Irving Kristol’s son believes John McCain aced the Rick Warren Saddleback forum on Saturday night. McCain’s stiff, talking point answers and citation of Islamic terrorists as evil won the day for the neocons. Obama’s thoughtful, forum-appropriate answers elicited this typical “smirking weasel” response:
But, Obama added, “Now, the one thing that I think is very important is for us to have some humility” as we confront evil. Why? Because “a lot of evil has been perpetrated based on the claim that we were trying to confront evil.” After all, “just because we think our intentions are good doesn’t always mean that we’re going to be doing good.”
It’s nice to see a liberal aware of the limits of good intentions — indeed, that the road to hell is paved with them. But here as elsewhere, Obama stayed at a high level of abstraction. It would have been interesting if Warren had asked a follow-up question: Where in particular has the United States in recent years — at home or especially abroad — perpetrated evil in the name of confronting evil? Hasn’t the overwhelming problem been, rather, a reluctance to effectively confront evil — in Darfur, or Rwanda, or pre-9/11 Afghanistan?

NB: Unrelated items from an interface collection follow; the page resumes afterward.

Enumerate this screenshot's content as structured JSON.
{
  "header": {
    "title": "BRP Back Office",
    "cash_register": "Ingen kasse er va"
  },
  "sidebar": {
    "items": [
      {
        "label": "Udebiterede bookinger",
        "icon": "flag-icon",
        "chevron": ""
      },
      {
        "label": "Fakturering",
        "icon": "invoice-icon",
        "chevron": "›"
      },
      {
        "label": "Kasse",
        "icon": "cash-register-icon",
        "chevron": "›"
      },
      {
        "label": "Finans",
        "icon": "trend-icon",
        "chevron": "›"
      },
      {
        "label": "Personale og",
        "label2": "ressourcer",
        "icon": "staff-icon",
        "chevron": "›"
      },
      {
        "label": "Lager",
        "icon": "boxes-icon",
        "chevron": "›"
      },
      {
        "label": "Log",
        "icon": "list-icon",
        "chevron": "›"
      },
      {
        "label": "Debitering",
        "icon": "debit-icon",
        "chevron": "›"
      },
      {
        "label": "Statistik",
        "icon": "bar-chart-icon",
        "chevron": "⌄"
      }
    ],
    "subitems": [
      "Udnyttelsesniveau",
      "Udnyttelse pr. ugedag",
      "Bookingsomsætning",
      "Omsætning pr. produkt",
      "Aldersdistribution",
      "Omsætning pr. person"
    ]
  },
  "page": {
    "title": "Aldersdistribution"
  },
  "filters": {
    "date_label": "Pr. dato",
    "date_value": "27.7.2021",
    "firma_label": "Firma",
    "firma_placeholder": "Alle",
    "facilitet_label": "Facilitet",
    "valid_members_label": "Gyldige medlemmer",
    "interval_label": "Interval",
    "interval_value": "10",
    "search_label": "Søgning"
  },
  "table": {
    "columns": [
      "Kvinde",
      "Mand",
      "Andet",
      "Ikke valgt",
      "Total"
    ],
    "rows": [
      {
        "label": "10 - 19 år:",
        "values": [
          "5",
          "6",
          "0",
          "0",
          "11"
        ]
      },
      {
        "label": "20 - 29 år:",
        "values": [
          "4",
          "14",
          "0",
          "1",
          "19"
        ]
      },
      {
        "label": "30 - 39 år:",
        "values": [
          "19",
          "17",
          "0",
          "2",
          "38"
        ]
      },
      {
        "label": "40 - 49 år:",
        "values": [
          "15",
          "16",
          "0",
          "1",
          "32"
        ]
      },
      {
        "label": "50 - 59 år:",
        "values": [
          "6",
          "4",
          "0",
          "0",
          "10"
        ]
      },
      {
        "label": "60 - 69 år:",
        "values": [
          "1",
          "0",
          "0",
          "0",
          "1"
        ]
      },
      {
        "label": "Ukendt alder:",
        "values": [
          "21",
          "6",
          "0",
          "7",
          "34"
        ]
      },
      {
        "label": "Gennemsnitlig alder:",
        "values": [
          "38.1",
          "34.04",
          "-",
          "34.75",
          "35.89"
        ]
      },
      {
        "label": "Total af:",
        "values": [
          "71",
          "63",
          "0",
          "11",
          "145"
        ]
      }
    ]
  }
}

If you can’t see killing innocent children as evil then you’ve got real problems. Even if accidental and during a mission of resolute good (of which Iraq is hardly an exemplar).
Irving Kristol’s son knows this, but he writes the line out of political considerations. He knows that this kind of question might force Obama to say something politically unpopular, however true. He is hoping that one of the anchors of the upcoming debates will take the bait, and fire it up.
All I can say is thank God Charlie Gibson isn’t moderating.
Update (8/18/08): As it turns out John McCain was not in a room where he couldn’t hear the questions that were being asked of Obama. Later stories revealed that both Obama and McCain received some of the questions in advance. This turn of events casts doubt on Rick Warren and, of course, on John McCain. From the start, the whole thing was lie. Furthermore, McCain could easily have received the questions by text or email from someone in the audience. The funniest part of this whole ugly mess is the comically spurious logic of a McCain spokesman, who said:
“The insinuation from the Obama campaign that John McCain, a former prisoner of war, cheated is outrageous.”